Rigaud, S. (2014). Pratiques ornementales des premières communautés agro-pastorales de Bavière (Allemagne): Integration? Acculturation? Convergence? Nouveaux apports de la nécropole de Essenbach-Ammerbreite. Anthropologie, 52, 207–227.Search in Google Scholar

Thevenet, C. (2010). Des faits aux gestes… Des gestes aux sens?: Pratiques funéraires et société durant le Néolithique ancien en Bassin parisien. (PhD Thesis). Paris 1 Panthéon-Sorbonne, Paris.Search in Google Scholar

Thevenet, C. (Ed.). (2014). Menneville “Derriére le Village”. Une enceinte du Néolithique ancien (Aisne, Hauts-de-France) Campagne de fouilles 2013 (Rapport de fouilles programmées) . Picardie: Service Régional de l’Archéologie.Search in Google Scholar

Thevenet, C. (2016). L’enceinte rubanée de Menneville “Derrière le Village” et les structures associées (Aisne, France): De la diversité du traitement des défunts à la cohérence d’un système. Gallia Préhistoire, 56, 29–92.10.4000/galliap.341Search in Google Scholar

Thevenet, C. (2017). The final Linear Pottery Culture Enclosure at Menneville, Dep. Aisne, France: A complex ceremonial site. In Salzmünde. Regel oder Ausnahme? (Vol. 16, pp. 561–574). Halle: Tagungen des Landesmuseums für Vorgeschichte Halle.Search in Google Scholar

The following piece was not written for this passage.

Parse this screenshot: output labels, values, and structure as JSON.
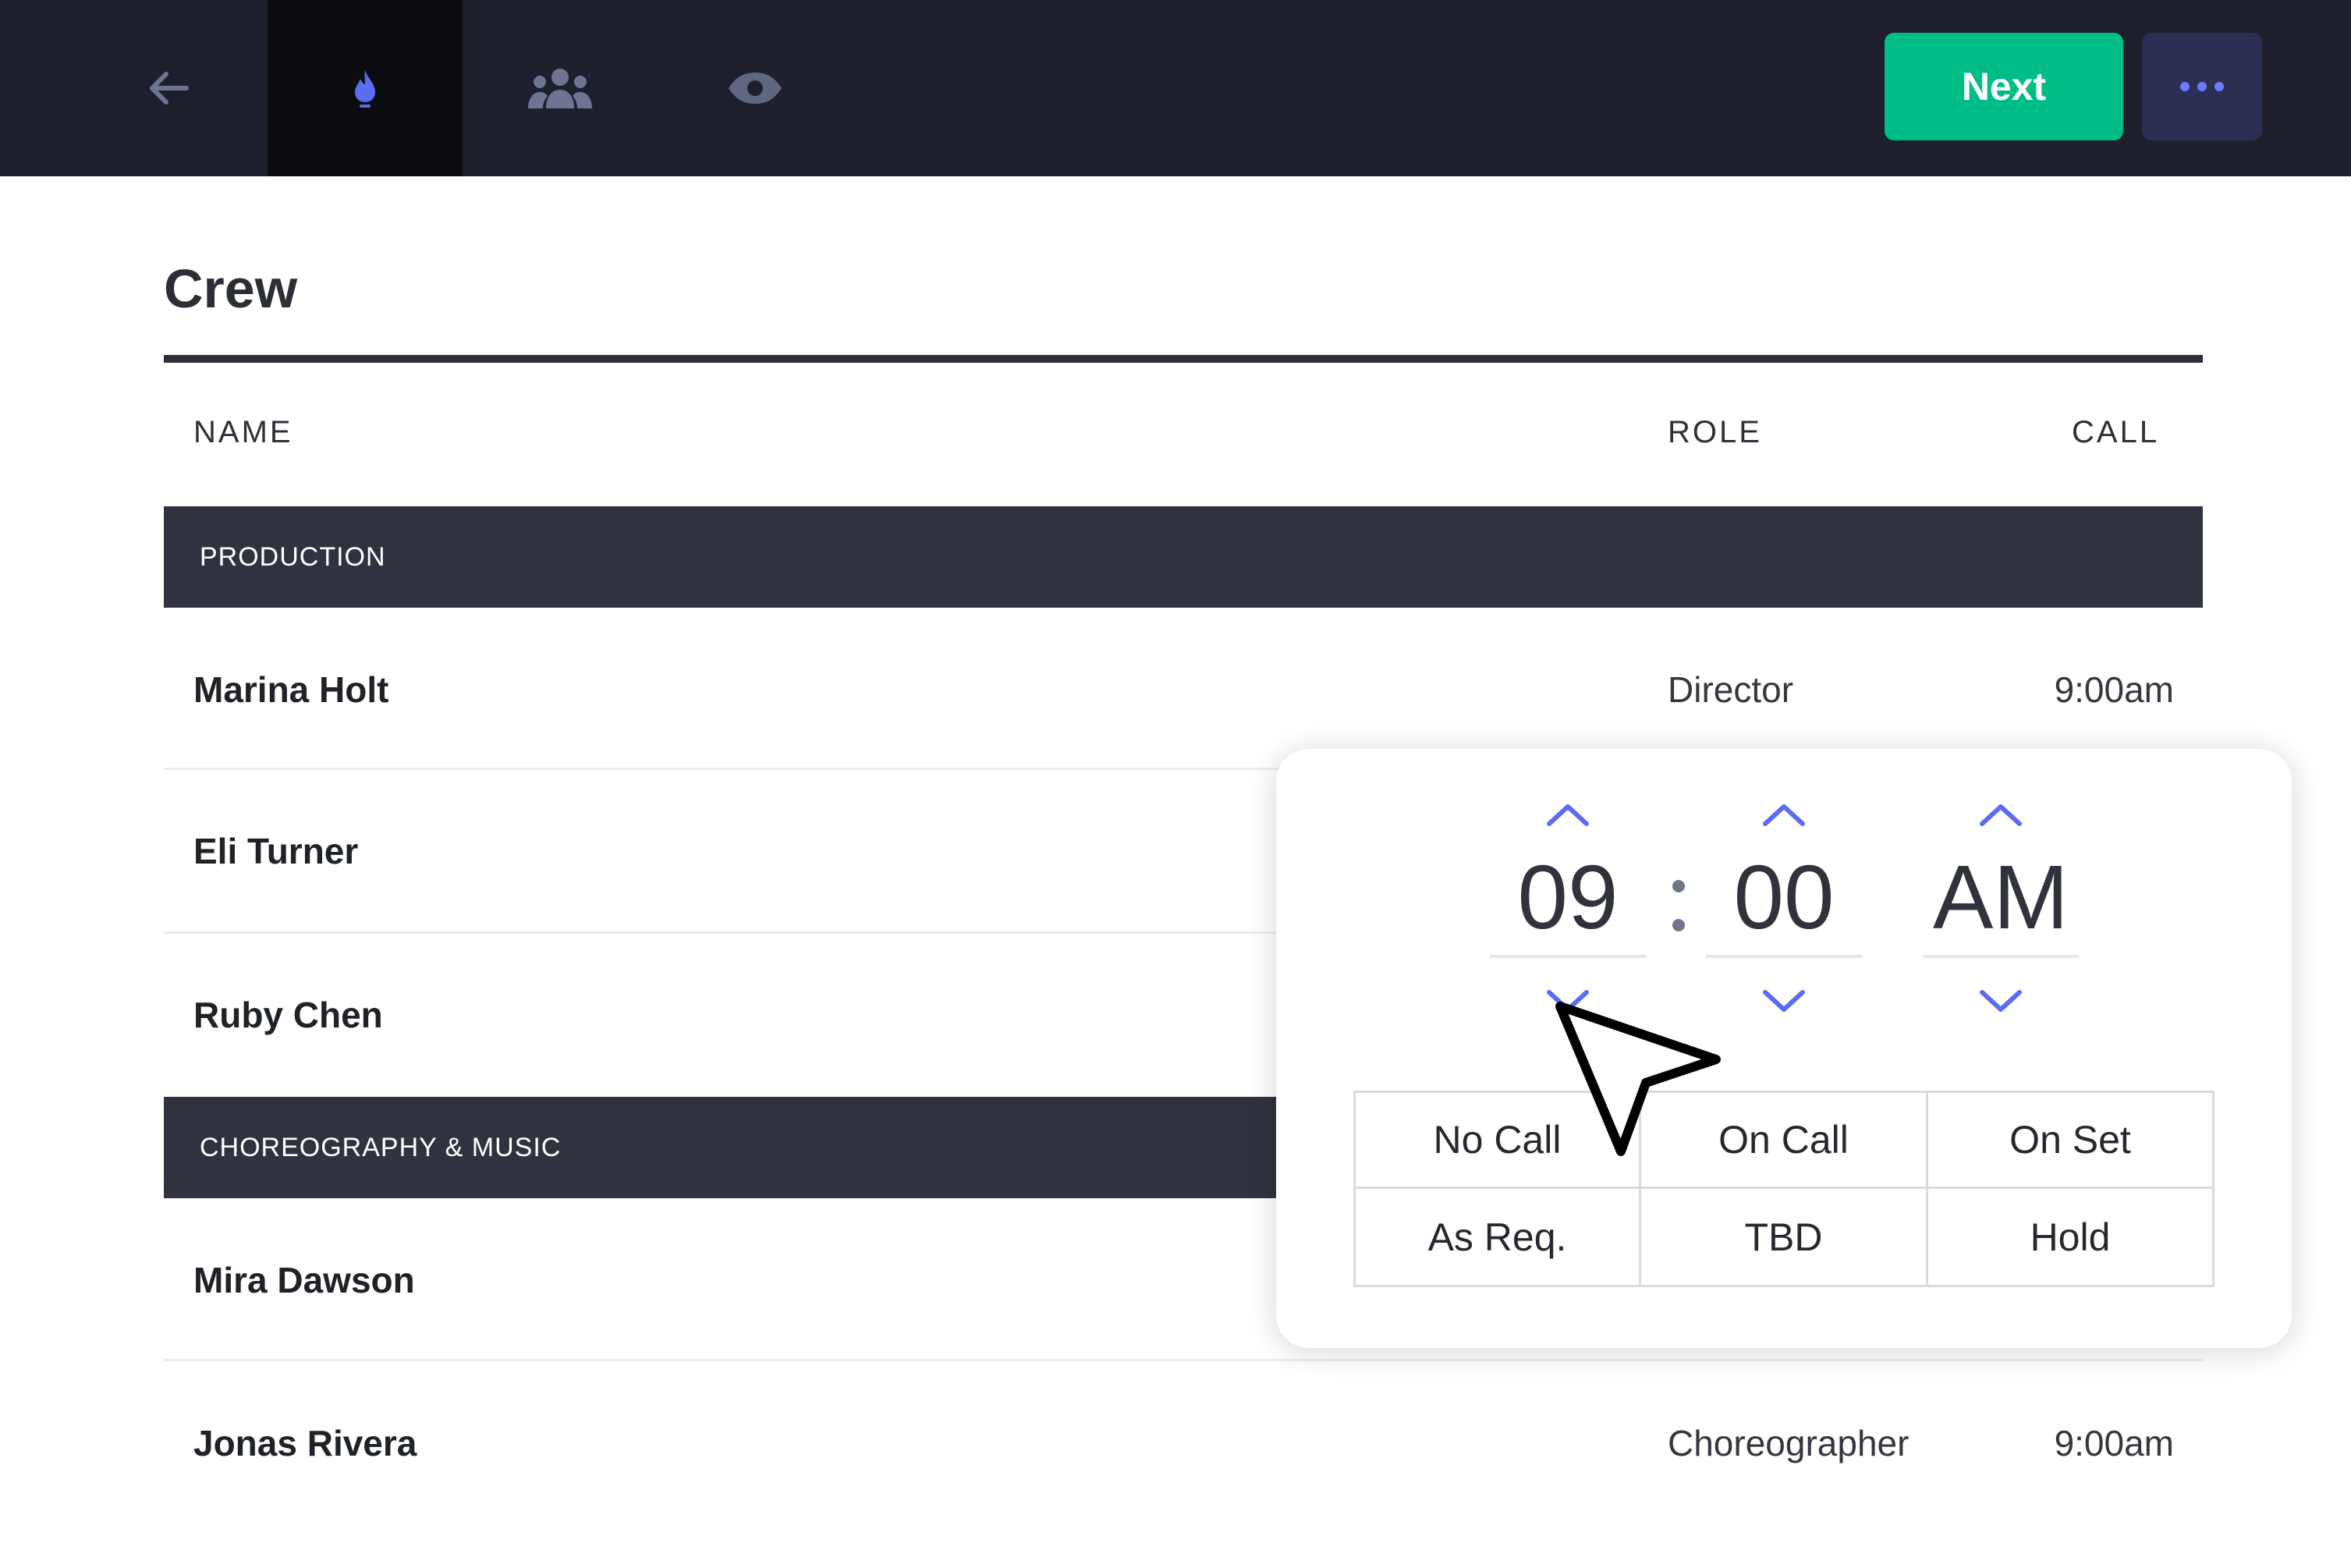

Thevenet, C. (Ed.). (2018). Menneville « Derrière le Village ». Une enceinte du Néolithique ancien (Aisne, Hauts-de-France). Campagne de fouilles 2017 (Rapport de fouilles programmées, Vols. 1–2). Picardie: Service Régional de l’Archéologie.Search in Google Scholar

Thevenet, C. (Ed.). (2020). Menneville « Derrière le Village ». Une enceinte du Néolithique ancien (Aisne, Hauts-de-France). Campagne de fouilles 2018 (Rapport de fouilles programmées). Picardie: Service Régional de l’Archéologie.Search in Google Scholar

Thevenet, C. , Allard, P. , Baillieu, M. , Hachem, L. , Hamon, C. , & Ilett, M. (forthcoming). Nouvelles explorations, nouvelles observations sur l’enceinte rubanée de Menneville “Derrière le Village” (Aisne). In 33ème Colloque sur le Néolithique, Saint-Dié-des-Vosges, 8–9 novembre 2019 .Search in Google Scholar

Tresset, A. (1996). Le rôle des relations homme/animal dans l’évolution économique et culturelle des sociétés des Ve et VIe millénaires en Bassin Parisien: Approche éthno-zootechnique fondée sur les ossements animaux. Paris: Université de Paris I – Panthéon-Sorbonne.Search in Google Scholar

Received: 2021-03-05
Revised: 2021-09-14
Accepted: 2021-09-15
Published Online: 2021-12-03

© 2021 Lamys Hachem, published by De Gruyter

This work is licensed under the Creative Commons Attribution 4.0 International License.

Downloaded on 22.2.2024 from https://www.degruyter.com/document/doi/10.1515/opar-2020-0202/html
Scroll to top button